From family farms to conservation-minded residential developments, Connemara works with farmers, ranchers and other landowners as well as city officials and forward-thinking developers to protect over 6,000 acres of land throughout North Texas.
Our service area covers four different eco-regions in 57 counties: Blackland Prairie, Post-Oak Savannah, Cross Timbers and Rolling Plains.
In addition, thousands of students, families and organizations participate in our restoration and environmental education programs each year.
The Connemara Conservancy was founded in 1981 by Frances Williams and her daughter, Amy Monier, as one the first land trusts in Texas.
Ahead of her time, in the mid-1970s Frances became concerned that her family’s farmland on the border of Allen and Plano was in jeopardy of succumbing to urban sprawl moving north from Dallas. When lights of a new Plano football stadium were erected within sight of the family’s farm, Frances realized that development was inevitable. As growth from Dallas surged north and consumed more and more of the Texas landscape, she knew future generations would have less and less access to open spaces.

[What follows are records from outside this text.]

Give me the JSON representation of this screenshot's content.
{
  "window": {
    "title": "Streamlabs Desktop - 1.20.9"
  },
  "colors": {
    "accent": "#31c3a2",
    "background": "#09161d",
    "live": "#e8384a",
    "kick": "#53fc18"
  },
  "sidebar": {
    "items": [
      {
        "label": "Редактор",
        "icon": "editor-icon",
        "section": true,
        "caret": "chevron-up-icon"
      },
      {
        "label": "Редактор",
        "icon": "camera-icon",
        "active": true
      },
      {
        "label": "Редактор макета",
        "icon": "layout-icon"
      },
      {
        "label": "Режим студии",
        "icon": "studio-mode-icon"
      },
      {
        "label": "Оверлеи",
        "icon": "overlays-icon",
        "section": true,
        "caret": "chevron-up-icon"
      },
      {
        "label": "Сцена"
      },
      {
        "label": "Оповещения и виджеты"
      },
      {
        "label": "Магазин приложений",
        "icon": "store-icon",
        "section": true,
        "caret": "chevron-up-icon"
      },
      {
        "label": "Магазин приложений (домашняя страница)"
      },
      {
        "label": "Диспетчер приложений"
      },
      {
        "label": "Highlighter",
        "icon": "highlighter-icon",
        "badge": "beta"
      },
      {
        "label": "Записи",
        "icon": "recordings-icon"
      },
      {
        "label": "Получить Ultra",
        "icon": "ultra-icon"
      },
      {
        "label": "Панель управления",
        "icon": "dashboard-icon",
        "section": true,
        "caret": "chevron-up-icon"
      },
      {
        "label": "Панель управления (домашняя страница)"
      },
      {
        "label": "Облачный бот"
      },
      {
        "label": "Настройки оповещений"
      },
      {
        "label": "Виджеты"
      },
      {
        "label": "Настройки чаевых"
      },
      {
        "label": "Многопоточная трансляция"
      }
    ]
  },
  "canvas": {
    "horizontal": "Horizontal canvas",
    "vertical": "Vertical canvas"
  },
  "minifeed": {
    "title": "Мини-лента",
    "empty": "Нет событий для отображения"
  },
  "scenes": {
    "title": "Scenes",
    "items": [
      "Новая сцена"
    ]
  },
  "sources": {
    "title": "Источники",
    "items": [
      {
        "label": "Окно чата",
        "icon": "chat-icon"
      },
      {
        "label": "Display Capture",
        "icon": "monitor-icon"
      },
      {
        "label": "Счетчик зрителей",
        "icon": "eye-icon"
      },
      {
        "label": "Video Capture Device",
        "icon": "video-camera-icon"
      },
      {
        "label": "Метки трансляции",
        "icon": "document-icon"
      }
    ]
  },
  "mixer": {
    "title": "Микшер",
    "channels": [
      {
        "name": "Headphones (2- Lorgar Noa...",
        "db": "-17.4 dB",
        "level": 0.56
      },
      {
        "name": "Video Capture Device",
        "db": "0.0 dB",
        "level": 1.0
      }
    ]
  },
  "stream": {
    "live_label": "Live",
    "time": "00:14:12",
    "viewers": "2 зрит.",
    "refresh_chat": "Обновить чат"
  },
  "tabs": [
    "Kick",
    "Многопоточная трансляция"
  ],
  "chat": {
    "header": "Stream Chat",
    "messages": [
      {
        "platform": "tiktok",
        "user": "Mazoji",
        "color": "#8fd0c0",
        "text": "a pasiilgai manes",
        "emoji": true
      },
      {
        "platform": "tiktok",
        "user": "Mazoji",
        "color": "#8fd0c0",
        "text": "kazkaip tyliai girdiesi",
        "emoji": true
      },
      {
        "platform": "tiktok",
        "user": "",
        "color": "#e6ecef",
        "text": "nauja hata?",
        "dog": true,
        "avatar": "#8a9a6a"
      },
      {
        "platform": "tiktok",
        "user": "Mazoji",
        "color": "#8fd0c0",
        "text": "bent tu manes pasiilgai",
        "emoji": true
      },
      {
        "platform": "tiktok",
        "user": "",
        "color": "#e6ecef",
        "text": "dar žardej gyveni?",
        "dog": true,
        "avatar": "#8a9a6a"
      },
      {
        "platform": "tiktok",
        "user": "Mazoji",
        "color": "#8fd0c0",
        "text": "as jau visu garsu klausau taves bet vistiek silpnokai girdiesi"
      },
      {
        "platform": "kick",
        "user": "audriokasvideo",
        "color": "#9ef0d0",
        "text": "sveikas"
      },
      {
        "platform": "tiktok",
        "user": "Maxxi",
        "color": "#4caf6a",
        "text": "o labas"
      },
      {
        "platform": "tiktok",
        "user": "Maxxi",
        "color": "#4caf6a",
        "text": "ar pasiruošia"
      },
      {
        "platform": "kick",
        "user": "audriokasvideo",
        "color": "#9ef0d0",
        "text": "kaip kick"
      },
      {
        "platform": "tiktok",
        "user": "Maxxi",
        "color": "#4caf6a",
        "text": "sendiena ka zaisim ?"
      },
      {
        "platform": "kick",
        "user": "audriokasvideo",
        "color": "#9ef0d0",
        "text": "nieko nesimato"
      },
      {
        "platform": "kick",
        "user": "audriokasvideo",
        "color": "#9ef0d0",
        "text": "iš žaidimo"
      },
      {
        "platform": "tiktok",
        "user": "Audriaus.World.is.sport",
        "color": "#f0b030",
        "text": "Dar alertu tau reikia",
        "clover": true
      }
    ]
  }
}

Finally, when a young child visiting the family farm couldn’t identify a pecan, Frances decided it was time to act.
Long a conservationist and political activist, Frances felt that it was her responsibility to preserve, for the public good, at least some of the land that had given her family so much pleasure. With her daughter, Amy, she began researching ways to preserve and protect the land.
After traveling throughout the United States to study what others had done in similar situations they decided to establish one of the state’s first land trusts.
In December 1981, Frances established the Connemara Conservancy. The conservancy was presented with a gift of 72 acres of family land along Rowlett Creek, thus protecting it in perpetuity. To many friends and acquaintances, it seemed a strange decision. With Montgomery Farm surrounded by thousands of acres of open farmland they questioned why Frances would make such a decision. But Frances knew better.
In order to attract “city folk” to enjoy the country, Frances and Amy organized sculpture shows, concerts and other events on the Connemara Meadow. People came from across North Texas to enjoy the open spaces of Connemara.
From that beginning, Connemara has grown to become one of the state’s recognized leaders in land conservation and environmental education, now protecting more than 6,000 acres of open space. And decades later people young and old continue to come to the original 72-acre Connemara Meadow – attracted to an oasis of beauty and serenity in the midst of suburban sprawl where they can be at one with nature. Just as Frances had envisioned they would.
The vision of the Connemara Conservancy Foundation is to become a nationally recognized leader in the protection and conservation of open space and critical habitats in order to improve the quality of life for current and future generations.
Connemara’s mission is to help farmers, ranchers and other landowners as well as developers and local governments protect and conserve important tracts of remaining open space. In addition, Connemara is committed to educating current and future generations on the important role that open space plays in improving our quality of life.